He went on to say: 'When you die, I mean, there is supposedly a better life, right? Well, if you are an atheist and you don't believe in anything, if you die, what is there to go to? Nothing. You are worm dirt. So for their son to die for nothing, and now he is no more -- that is pretty hard to get your head around that.'
I get out of bed this morning precisely because this is all there is. I've got one life, and that's it. Once my time on Earth is done, there is no more. Why would I not want to make the most of it? Why would I not want to improve my own lot in life and the lots of those around me?
It seems perfectly straightforward to me. I know it doesn't for others. And I don't begrudge folks who rely on the comfort of knowing about the "next life" to get them through the day and deal with all the shit this world can throw at them. As Bruce Hornsby wrote, "well, whatever works for you."

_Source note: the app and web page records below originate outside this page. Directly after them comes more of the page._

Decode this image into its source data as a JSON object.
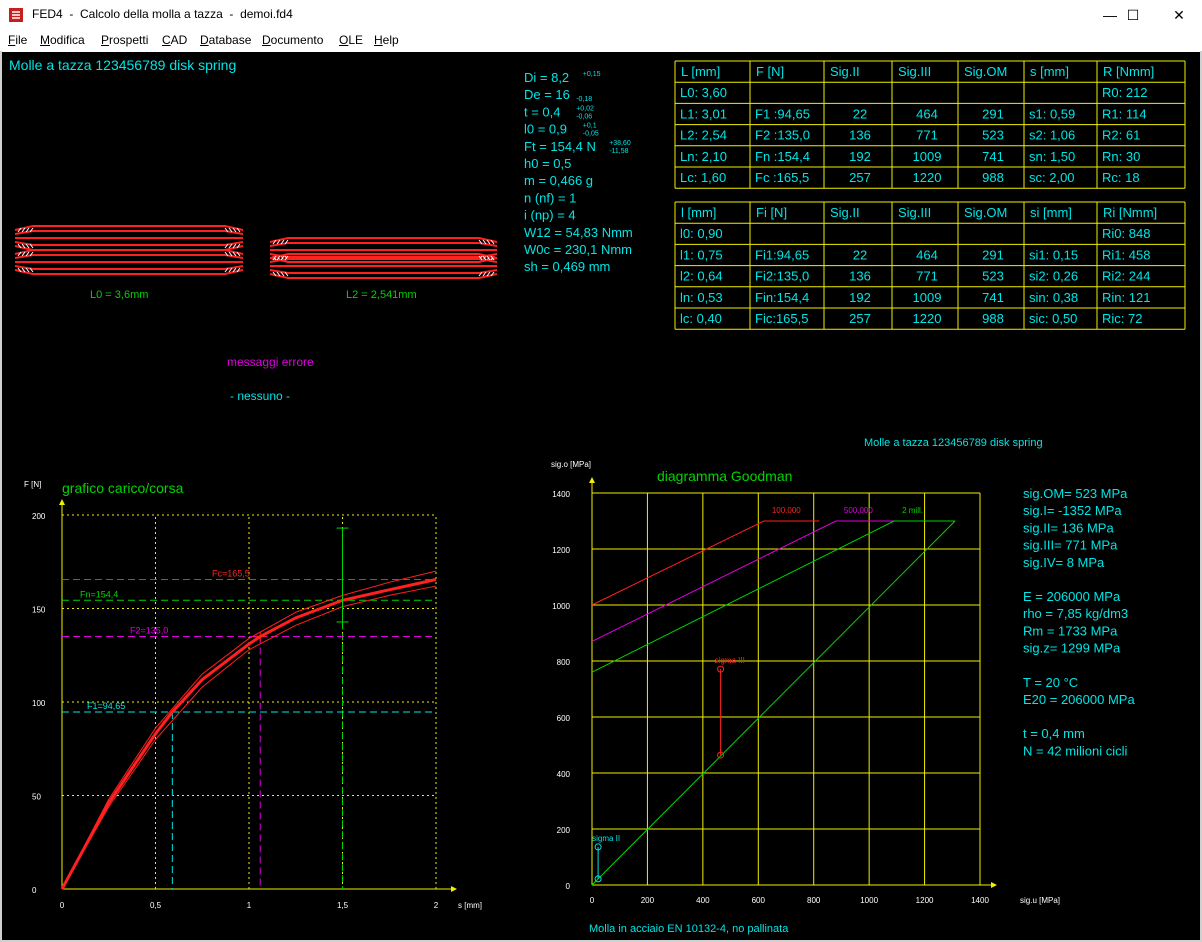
{
  "window": {
    "title": "FED4  -  Calcolo della molla a tazza  -  demoi.fd4",
    "minimize": "—",
    "maximize": "☐",
    "close": "✕"
  },
  "menu": [
    {
      "label": "File",
      "key": "F",
      "rest": "ile"
    },
    {
      "label": "Modifica",
      "key": "M",
      "rest": "odifica"
    },
    {
      "label": "Prospetti",
      "key": "P",
      "rest": "rospetti"
    },
    {
      "label": "CAD",
      "key": "C",
      "rest": "AD"
    },
    {
      "label": "Database",
      "key": "D",
      "rest": "atabase"
    },
    {
      "label": "Documento",
      "key": "D",
      "rest": "ocumento"
    },
    {
      "label": "OLE",
      "key": "O",
      "rest": "LE"
    },
    {
      "label": "Help",
      "key": "H",
      "rest": "elp"
    }
  ],
  "header_title": "Molle a tazza  123456789  disk spring",
  "params": [
    {
      "text": "Di = 8,2",
      "tol_up": "+0,15",
      "tol_dn": ""
    },
    {
      "text": "De = 16",
      "tol_up": "",
      "tol_dn": "-0,18"
    },
    {
      "text": "t = 0,4",
      "tol_up": "+0,02",
      "tol_dn": "-0,06"
    },
    {
      "text": "l0 = 0,9",
      "tol_up": "+0,1",
      "tol_dn": "-0,05"
    },
    {
      "text": "Ft = 154,4 N",
      "tol_up": "+38,60",
      "tol_dn": "-11,58"
    },
    {
      "text": "h0 = 0,5",
      "tol_up": "",
      "tol_dn": ""
    },
    {
      "text": "m = 0,466 g",
      "tol_up": "",
      "tol_dn": ""
    },
    {
      "text": "n (nf) = 1",
      "tol_up": "",
      "tol_dn": ""
    },
    {
      "text": "i (np) = 4",
      "tol_up": "",
      "tol_dn": ""
    },
    {
      "text": "W12 = 54,83 Nmm",
      "tol_up": "",
      "tol_dn": ""
    },
    {
      "text": "W0c = 230,1 Nmm",
      "tol_up": "",
      "tol_dn": ""
    },
    {
      "text": "sh = 0,469 mm",
      "tol_up": "",
      "tol_dn": ""
    }
  ],
  "table1": {
    "headers": [
      "L [mm]",
      "F [N]",
      "Sig.II",
      "Sig.III",
      "Sig.OM",
      "s [mm]",
      "R [Nmm]"
    ],
    "rows": [
      [
        "L0:   3,60",
        "",
        "",
        "",
        "",
        "",
        "R0:    212"
      ],
      [
        "L1:   3,01",
        "F1 :94,65",
        "22",
        "464",
        "291",
        "s1:   0,59",
        "R1:    114"
      ],
      [
        "L2:   2,54",
        "F2 :135,0",
        "136",
        "771",
        "523",
        "s2:   1,06",
        "R2:     61"
      ],
      [
        "Ln:   2,10",
        "Fn :154,4",
        "192",
        "1009",
        "741",
        "sn:   1,50",
        "Rn:     30"
      ],
      [
        "Lc:   1,60",
        "Fc :165,5",
        "257",
        "1220",
        "988",
        "sc:   2,00",
        "Rc:     18"
      ]
    ]
  },
  "table2": {
    "headers": [
      "l [mm]",
      "Fi [N]",
      "Sig.II",
      "Sig.III",
      "Sig.OM",
      "si [mm]",
      "Ri [Nmm]"
    ],
    "rows": [
      [
        "l0:   0,90",
        "",
        "",
        "",
        "",
        "",
        "Ri0:    848"
      ],
      [
        "l1:   0,75",
        "Fi1:94,65",
        "22",
        "464",
        "291",
        "si1:   0,15",
        "Ri1:    458"
      ],
      [
        "l2:   0,64",
        "Fi2:135,0",
        "136",
        "771",
        "523",
        "si2:   0,26",
        "Ri2:    244"
      ],
      [
        "ln:   0,53",
        "Fin:154,4",
        "192",
        "1009",
        "741",
        "sin:   0,38",
        "Rin:    121"
      ],
      [
        "lc:   0,40",
        "Fic:165,5",
        "257",
        "1220",
        "988",
        "sic:   0,50",
        "Ric:     72"
      ]
    ]
  },
  "stack_labels": [
    "L0 = 3,6mm",
    "L2 = 2,541mm"
  ],
  "messages": {
    "title": "messaggi errore",
    "text": "- nessuno -"
  },
  "goodman_header": "Molle a tazza  123456789  disk spring",
  "side_info": [
    [
      "sig.OM=  523 MPa",
      "sig.I= -1352 MPa",
      "sig.II=  136 MPa",
      "sig.III=  771 MPa",
      "sig.IV=    8 MPa"
    ],
    [
      "E = 206000 MPa",
      "rho =  7,85 kg/dm3",
      "Rm = 1733 MPa",
      "sig.z= 1299 MPa"
    ],
    [
      "T =  20 °C",
      "E20 = 206000 MPa"
    ],
    [
      "t  = 0,4 mm",
      "N = 42 milioni cicli"
    ]
  ],
  "footer_note": "Molla in acciaio EN 10132-4, no pallinata",
  "colors": {
    "background": "#000000",
    "cyan": "#00e5e5",
    "green": "#00d400",
    "yellow": "#f0f000",
    "red": "#ff2020",
    "magenta": "#e000e0"
  },
  "chart_data": [
    {
      "type": "line",
      "title": "grafico carico/corsa",
      "xlabel": "s [mm]",
      "ylabel": "F [N]",
      "xlim": [
        0,
        2
      ],
      "ylim": [
        0,
        200
      ],
      "x_ticks": [
        "0",
        "0,5",
        "1",
        "1,5",
        "2"
      ],
      "y_ticks": [
        "0",
        "50",
        "100",
        "150",
        "200"
      ],
      "series": [
        {
          "x": [
            0,
            0.25,
            0.5,
            0.59,
            0.75,
            1.0,
            1.06,
            1.25,
            1.5,
            1.75,
            2.0
          ],
          "y": [
            0,
            46,
            83,
            94.65,
            112,
            131,
            135,
            145,
            154.4,
            160,
            165.5
          ]
        },
        {
          "x": [
            0,
            0.25,
            0.5,
            0.75,
            1.0,
            1.25,
            1.5,
            1.75,
            2.0
          ],
          "y": [
            0,
            48,
            86,
            115,
            134,
            148,
            157,
            164,
            170
          ]
        },
        {
          "x": [
            0,
            0.25,
            0.5,
            0.75,
            1.0,
            1.25,
            1.5,
            1.75,
            2.0
          ],
          "y": [
            0,
            44,
            80,
            108,
            128,
            141,
            151,
            157,
            162
          ]
        }
      ],
      "annotations": [
        {
          "label": "Fc=165,5",
          "s": 2.0,
          "F": 165.5,
          "color": "#ff2020"
        },
        {
          "label": "Fn=154,4",
          "s": 1.5,
          "F": 154.4,
          "color": "#00d400"
        },
        {
          "label": "F2=135,0",
          "s": 1.06,
          "F": 135.0,
          "color": "#e000e0"
        },
        {
          "label": "F1=94,65",
          "s": 0.59,
          "F": 94.65,
          "color": "#00e5e5"
        }
      ],
      "tolerance_bar": {
        "s": 1.5,
        "F_min": 142.8,
        "F_max": 193.0
      }
    },
    {
      "type": "line",
      "title": "diagramma Goodman",
      "xlabel": "sig.u [MPa]",
      "ylabel": "sig.o [MPa]",
      "xlim": [
        0,
        1400
      ],
      "ylim": [
        0,
        1400
      ],
      "x_ticks": [
        "0",
        "200",
        "400",
        "600",
        "800",
        "1000",
        "1200",
        "1400"
      ],
      "y_ticks": [
        "0",
        "200",
        "400",
        "600",
        "800",
        "1000",
        "1200",
        "1400"
      ],
      "series": [
        {
          "name": "100.000",
          "x": [
            0,
            620,
            820
          ],
          "y": [
            1000,
            1300,
            1300
          ],
          "color": "#ff2020"
        },
        {
          "name": "500.000",
          "x": [
            0,
            880,
            1090
          ],
          "y": [
            870,
            1300,
            1300
          ],
          "color": "#e000e0"
        },
        {
          "name": "2 mill.",
          "x": [
            0,
            1090,
            1310
          ],
          "y": [
            760,
            1300,
            1300
          ],
          "color": "#00d400"
        },
        {
          "x": [
            0,
            1310
          ],
          "y": [
            0,
            1300
          ],
          "color": "#00d400"
        }
      ],
      "points": [
        {
          "label": "sigma III",
          "x": 464,
          "y": 464,
          "x2": 464,
          "y2": 771,
          "color": "#ff2020"
        },
        {
          "label": "sigma II",
          "x": 22,
          "y": 22,
          "x2": 22,
          "y2": 136,
          "color": "#00e5e5"
        }
      ]
    }
  ]
}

Is it too much to ask, though, that folks who are certain there is something beyond this life to realize that those of us who disagree don't see that as a problem? That this is all there is does give us meaning, even if it seems odd to you. At the very least, don't let your inability to recognize that serve as a cheap excuse to ignore the truth. Note that it was the believer, not the atheist, who said of the truth of the Tillman saga, "I don't think it really matters."

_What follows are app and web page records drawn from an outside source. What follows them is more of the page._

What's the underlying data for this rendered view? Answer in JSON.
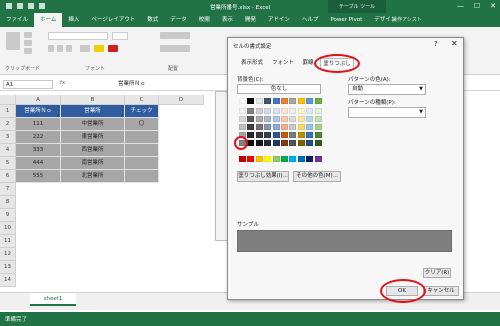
{
  "window": {
    "title": "営業所番号.xlsx - Excel",
    "contextual_tab": "テーブル ツール",
    "controls": [
      "—",
      "☐",
      "✕"
    ]
  },
  "ribbon": {
    "tabs": [
      "ファイル",
      "ホーム",
      "挿入",
      "ページレイアウト",
      "数式",
      "データ",
      "校閲",
      "表示",
      "開発",
      "アドイン",
      "ヘルプ",
      "Power Pivot",
      "デザイン"
    ],
    "active_tab": "ホーム",
    "search_placeholder": "操作アシスト",
    "groups": [
      "クリップボード",
      "フォント",
      "配置"
    ]
  },
  "formula_bar": {
    "cell_ref": "A1",
    "fx": "fx",
    "value": "営業所Ｎｏ"
  },
  "sheet": {
    "columns": [
      "A",
      "B",
      "C",
      "D"
    ],
    "rows": [
      "1",
      "2",
      "3",
      "4",
      "5",
      "6",
      "7",
      "8",
      "9",
      "10",
      "11",
      "12",
      "13",
      "14"
    ],
    "headers": [
      "営業所Ｎｏ",
      "営業所",
      "チェック"
    ],
    "data": [
      [
        "111",
        "中営業所",
        "〇"
      ],
      [
        "222",
        "東営業所",
        ""
      ],
      [
        "333",
        "西営業所",
        ""
      ],
      [
        "444",
        "南営業所",
        ""
      ],
      [
        "555",
        "北営業所",
        ""
      ]
    ],
    "tab_name": "sheet1",
    "status": "準備完了"
  },
  "dialog": {
    "title": "セルの書式設定",
    "help": "?",
    "close": "✕",
    "tabs": [
      "表示形式",
      "フォント",
      "罫線",
      "塗りつぶし"
    ],
    "active_tab": "塗りつぶし",
    "bg_color_label": "背景色(C):",
    "no_color_button": "色なし",
    "fill_effects_button": "塗りつぶし効果(I)...",
    "more_colors_button": "その他の色(M)...",
    "pattern_color_label": "パターンの色(A):",
    "pattern_color_value": "自動",
    "pattern_style_label": "パターンの種類(P):",
    "sample_label": "サンプル",
    "clear_button": "クリア(R)",
    "ok_button": "OK",
    "cancel_button": "キャンセル",
    "selected_fill": "#7f7f7f",
    "accent_ring": "#e0121a"
  }
}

And, for the record, I hereby give permission, once I am dead and (hopefully) being fondly remembered, to anyone who wishes to remind anyone who gets too religious about the whole thing to blurt out, "he's not with God, he's fucking dead." I approve beforehand, 'cause I sure won't be able to afterward.
Take it away, cousin David . . .